*Recorded data:*
○ ○ ○ ○ ○ ○ ○

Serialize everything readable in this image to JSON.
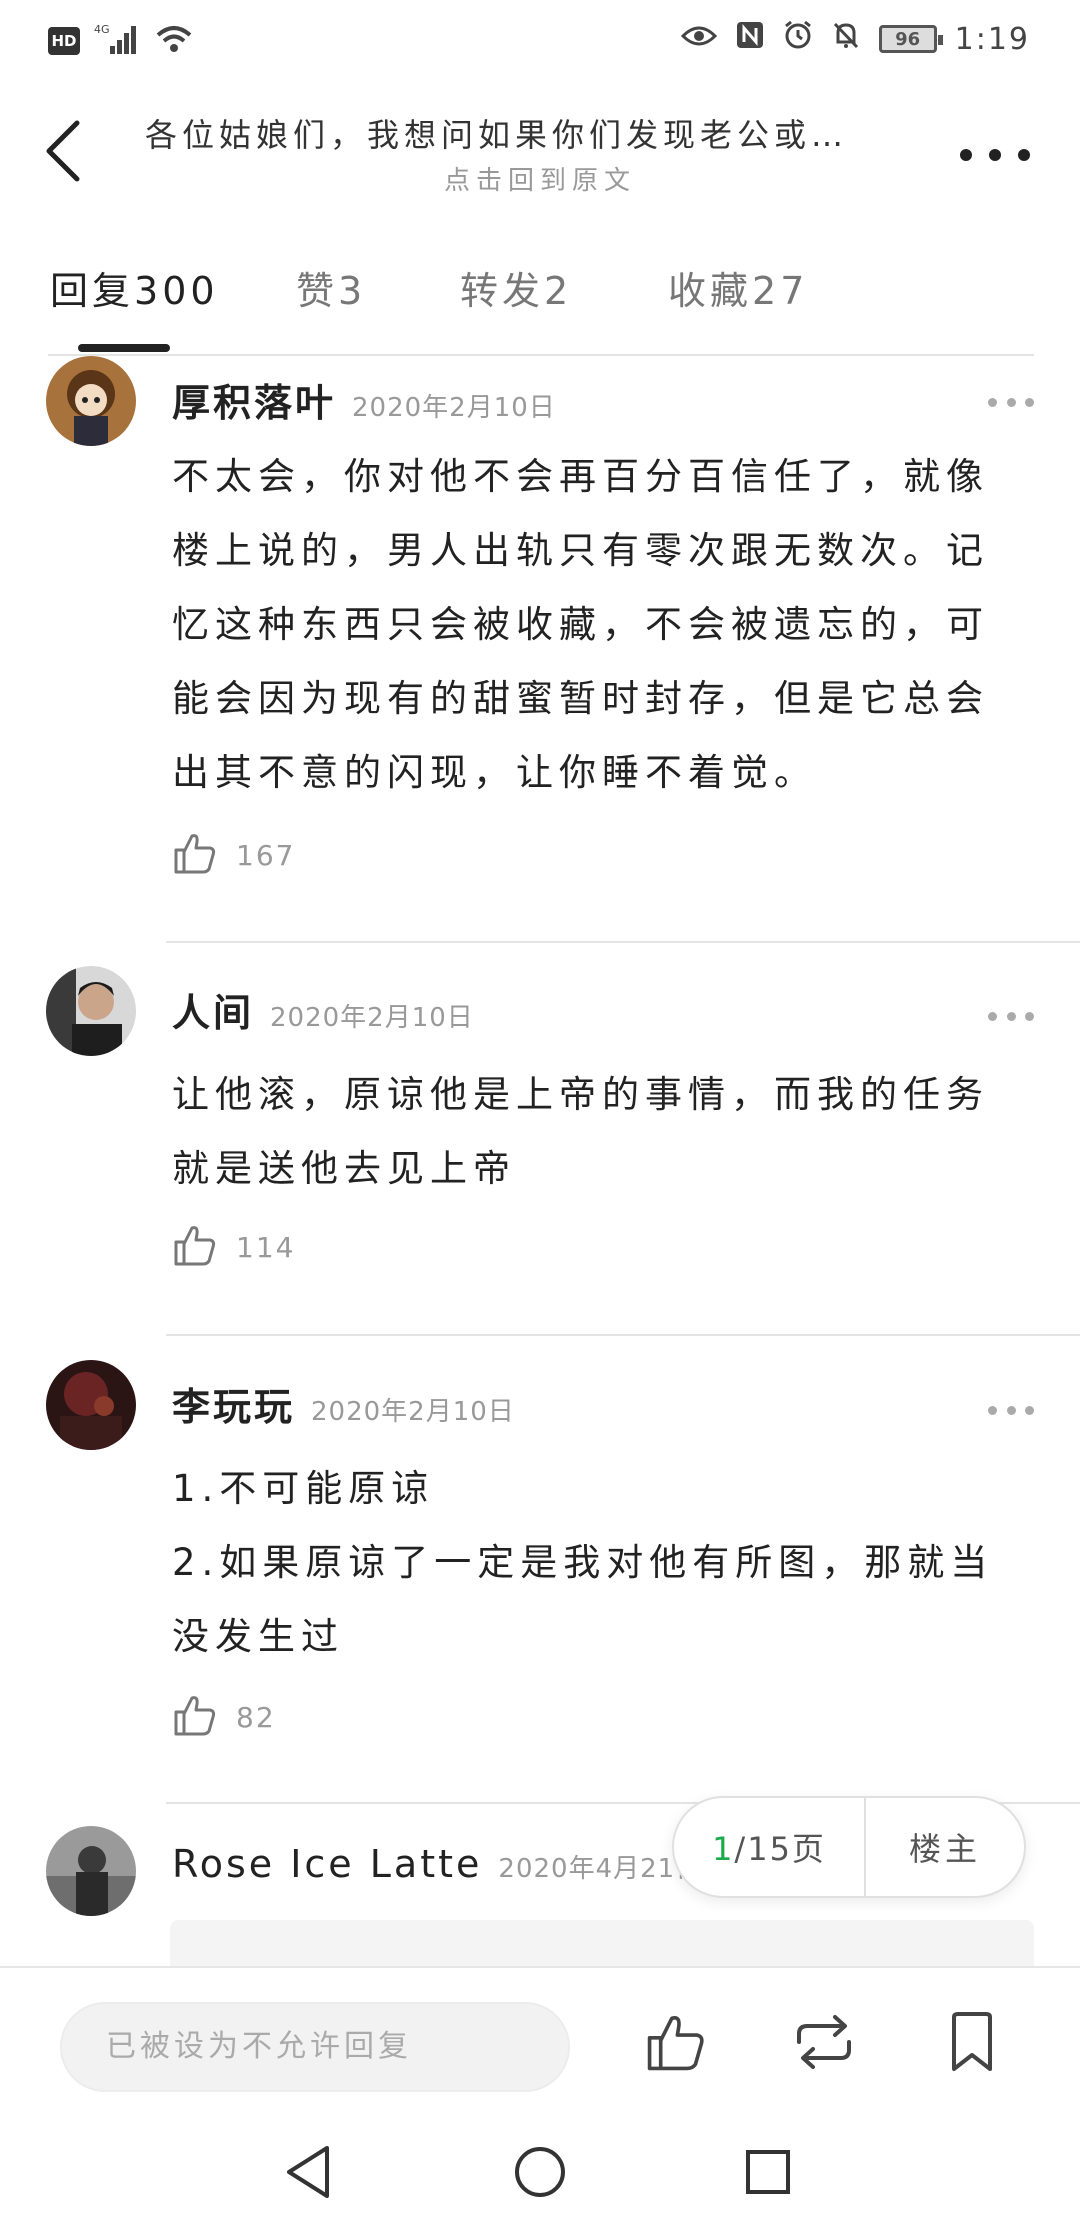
{
  "status_bar": {
    "hd": "HD",
    "network": "4G",
    "battery": "96",
    "time": "1:19"
  },
  "header": {
    "title": "各位姑娘们，我想问如果你们发现老公或…",
    "subtitle": "点击回到原文"
  },
  "tabs": [
    {
      "label": "回复",
      "count": "300"
    },
    {
      "label": "赞",
      "count": "3"
    },
    {
      "label": "转发",
      "count": "2"
    },
    {
      "label": "收藏",
      "count": "27"
    }
  ],
  "posts": [
    {
      "author": "厚积落叶",
      "date": "2020年2月10日",
      "lines": [
        "不太会，你对他不会再百分百信任了，就像",
        "楼上说的，男人出轨只有零次跟无数次。记",
        "忆这种东西只会被收藏，不会被遗忘的，可",
        "能会因为现有的甜蜜暂时封存，但是它总会",
        "出其不意的闪现，让你睡不着觉。"
      ],
      "likes": "167"
    },
    {
      "author": "人间",
      "date": "2020年2月10日",
      "lines": [
        "让他滚，原谅他是上帝的事情，而我的任务",
        "就是送他去见上帝"
      ],
      "likes": "114"
    },
    {
      "author": "李玩玩",
      "date": "2020年2月10日",
      "lines": [
        "1.不可能原谅",
        "2.如果原谅了一定是我对他有所图，那就当",
        "没发生过"
      ],
      "likes": "82"
    },
    {
      "author": "Rose Ice Latte",
      "date": "2020年4月21日"
    }
  ],
  "pager": {
    "current": "1",
    "total": "/15页",
    "owner_label": "楼主"
  },
  "bottom_bar": {
    "reply_placeholder": "已被设为不允许回复"
  },
  "colors": {
    "accent_green": "#1aab4b",
    "text": "#222222",
    "muted": "#999999"
  },
  "icons": {
    "back": "chevron-left-icon",
    "more": "more-horizontal-icon",
    "like": "thumbs-up-icon",
    "repost": "repost-icon",
    "bookmark": "bookmark-icon"
  }
}
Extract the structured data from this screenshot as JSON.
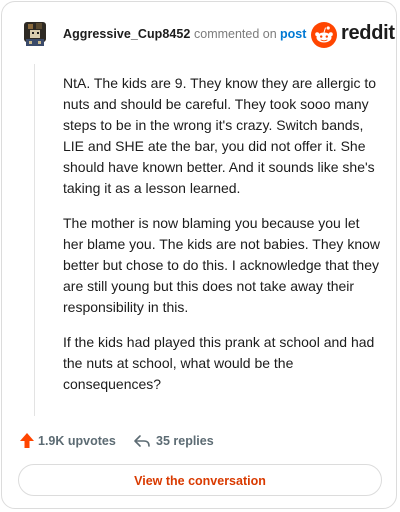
{
  "header": {
    "username": "Aggressive_Cup8452",
    "commented_on": "commented on",
    "post_link": "post",
    "brand_name": "reddit"
  },
  "comment": {
    "paragraphs": [
      "NtA. The kids are 9. They know they are allergic to nuts and should be careful. They took sooo many steps to be in the wrong it's crazy. Switch bands, LIE and SHE ate the bar, you did not offer it. She should have known better. And it sounds like she's taking it as a lesson learned.",
      "The mother is now blaming you because you let her blame you. The kids are not babies. They know better but chose to do this. I acknowledge that they are still young but this does not take away their responsibility in this.",
      "If the kids had played this prank at school and had the nuts at school, what would be the consequences?"
    ]
  },
  "stats": {
    "upvotes": "1.9K upvotes",
    "replies": "35 replies"
  },
  "footer": {
    "view_button": "View the conversation"
  },
  "colors": {
    "brand_orange": "#ff4500",
    "link_blue": "#0079d3",
    "button_text": "#d93a00",
    "muted": "#7c7c7c"
  },
  "icons": {
    "avatar": "user-avatar",
    "brand": "reddit-snoo-icon",
    "upvote": "upvote-arrow-icon",
    "reply": "reply-arrow-icon"
  }
}
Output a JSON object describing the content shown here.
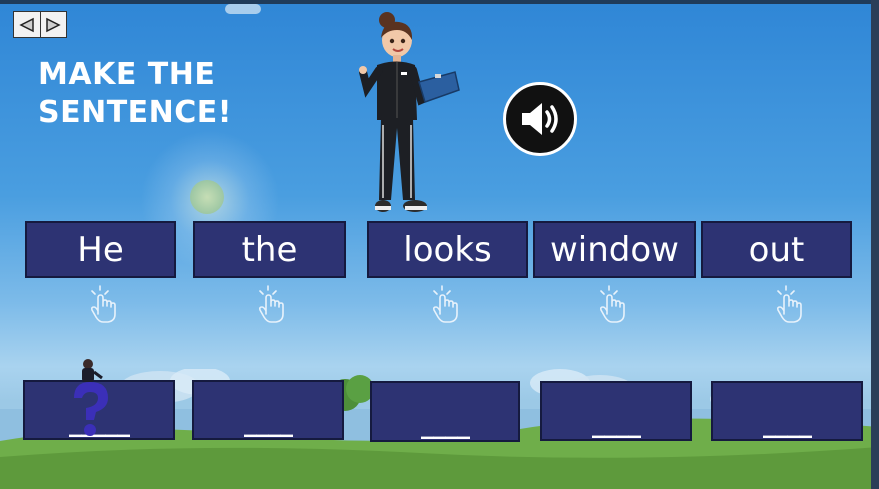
{
  "nav": {
    "prev_icon": "triangle-left-icon",
    "next_icon": "triangle-right-icon"
  },
  "title": {
    "line1": "MAKE THE",
    "line2": "SENTENCE!"
  },
  "audio": {
    "icon": "speaker-icon"
  },
  "words": [
    {
      "label": "He"
    },
    {
      "label": "the"
    },
    {
      "label": "looks"
    },
    {
      "label": "window"
    },
    {
      "label": "out"
    }
  ],
  "slots": [
    {
      "label": "_____"
    },
    {
      "label": "____"
    },
    {
      "label": "____"
    },
    {
      "label": "____"
    },
    {
      "label": "____"
    }
  ],
  "colors": {
    "tile": "#2d3373",
    "tile_border": "#151a3f",
    "text": "#ffffff",
    "sky": "#3a8fdc",
    "grass": "#5e9a3c"
  }
}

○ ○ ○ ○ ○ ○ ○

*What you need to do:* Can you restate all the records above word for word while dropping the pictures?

*Exercise solution:*
Serialize everything readable in this image to JSON.
{
  "status_bar": {
    "hd": "HD",
    "network": "4G",
    "battery": "96",
    "time": "1:19"
  },
  "header": {
    "title": "各位姑娘们，我想问如果你们发现老公或…",
    "subtitle": "点击回到原文"
  },
  "tabs": [
    {
      "label": "回复",
      "count": "300"
    },
    {
      "label": "赞",
      "count": "3"
    },
    {
      "label": "转发",
      "count": "2"
    },
    {
      "label": "收藏",
      "count": "27"
    }
  ],
  "posts": [
    {
      "author": "厚积落叶",
      "date": "2020年2月10日",
      "lines": [
        "不太会，你对他不会再百分百信任了，就像",
        "楼上说的，男人出轨只有零次跟无数次。记",
        "忆这种东西只会被收藏，不会被遗忘的，可",
        "能会因为现有的甜蜜暂时封存，但是它总会",
        "出其不意的闪现，让你睡不着觉。"
      ],
      "likes": "167"
    },
    {
      "author": "人间",
      "date": "2020年2月10日",
      "lines": [
        "让他滚，原谅他是上帝的事情，而我的任务",
        "就是送他去见上帝"
      ],
      "likes": "114"
    },
    {
      "author": "李玩玩",
      "date": "2020年2月10日",
      "lines": [
        "1.不可能原谅",
        "2.如果原谅了一定是我对他有所图，那就当",
        "没发生过"
      ],
      "likes": "82"
    },
    {
      "author": "Rose Ice Latte",
      "date": "2020年4月21日"
    }
  ],
  "pager": {
    "current": "1",
    "total": "/15页",
    "owner_label": "楼主"
  },
  "bottom_bar": {
    "reply_placeholder": "已被设为不允许回复"
  },
  "colors": {
    "accent_green": "#1aab4b",
    "text": "#222222",
    "muted": "#999999"
  },
  "icons": {
    "back": "chevron-left-icon",
    "more": "more-horizontal-icon",
    "like": "thumbs-up-icon",
    "repost": "repost-icon",
    "bookmark": "bookmark-icon"
  }
}
Extract the structured data from this screenshot as JSON.
{
  "header": {
    "username": "Aggressive_Cup8452",
    "commented_on": "commented on",
    "post_link": "post",
    "brand_name": "reddit"
  },
  "comment": {
    "paragraphs": [
      "NtA. The kids are 9. They know they are allergic to nuts and should be careful. They took sooo many steps to be in the wrong it's crazy. Switch bands, LIE and SHE ate the bar, you did not offer it. She should have known better. And it sounds like she's taking it as a lesson learned.",
      "The mother is now blaming you because you let her blame you. The kids are not babies. They know better but chose to do this. I acknowledge that they are still young but this does not take away their responsibility in this.",
      "If the kids had played this prank at school and had the nuts at school, what would be the consequences?"
    ]
  },
  "stats": {
    "upvotes": "1.9K upvotes",
    "replies": "35 replies"
  },
  "footer": {
    "view_button": "View the conversation"
  },
  "colors": {
    "brand_orange": "#ff4500",
    "link_blue": "#0079d3",
    "button_text": "#d93a00",
    "muted": "#7c7c7c"
  },
  "icons": {
    "avatar": "user-avatar",
    "brand": "reddit-snoo-icon",
    "upvote": "upvote-arrow-icon",
    "reply": "reply-arrow-icon"
  }
}
Output a JSON object describing the content shown here.
{
  "nav": {
    "prev_icon": "triangle-left-icon",
    "next_icon": "triangle-right-icon"
  },
  "title": {
    "line1": "MAKE THE",
    "line2": "SENTENCE!"
  },
  "audio": {
    "icon": "speaker-icon"
  },
  "words": [
    {
      "label": "He"
    },
    {
      "label": "the"
    },
    {
      "label": "looks"
    },
    {
      "label": "window"
    },
    {
      "label": "out"
    }
  ],
  "slots": [
    {
      "label": "_____"
    },
    {
      "label": "____"
    },
    {
      "label": "____"
    },
    {
      "label": "____"
    },
    {
      "label": "____"
    }
  ],
  "colors": {
    "tile": "#2d3373",
    "tile_border": "#151a3f",
    "text": "#ffffff",
    "sky": "#3a8fdc",
    "grass": "#5e9a3c"
  }
}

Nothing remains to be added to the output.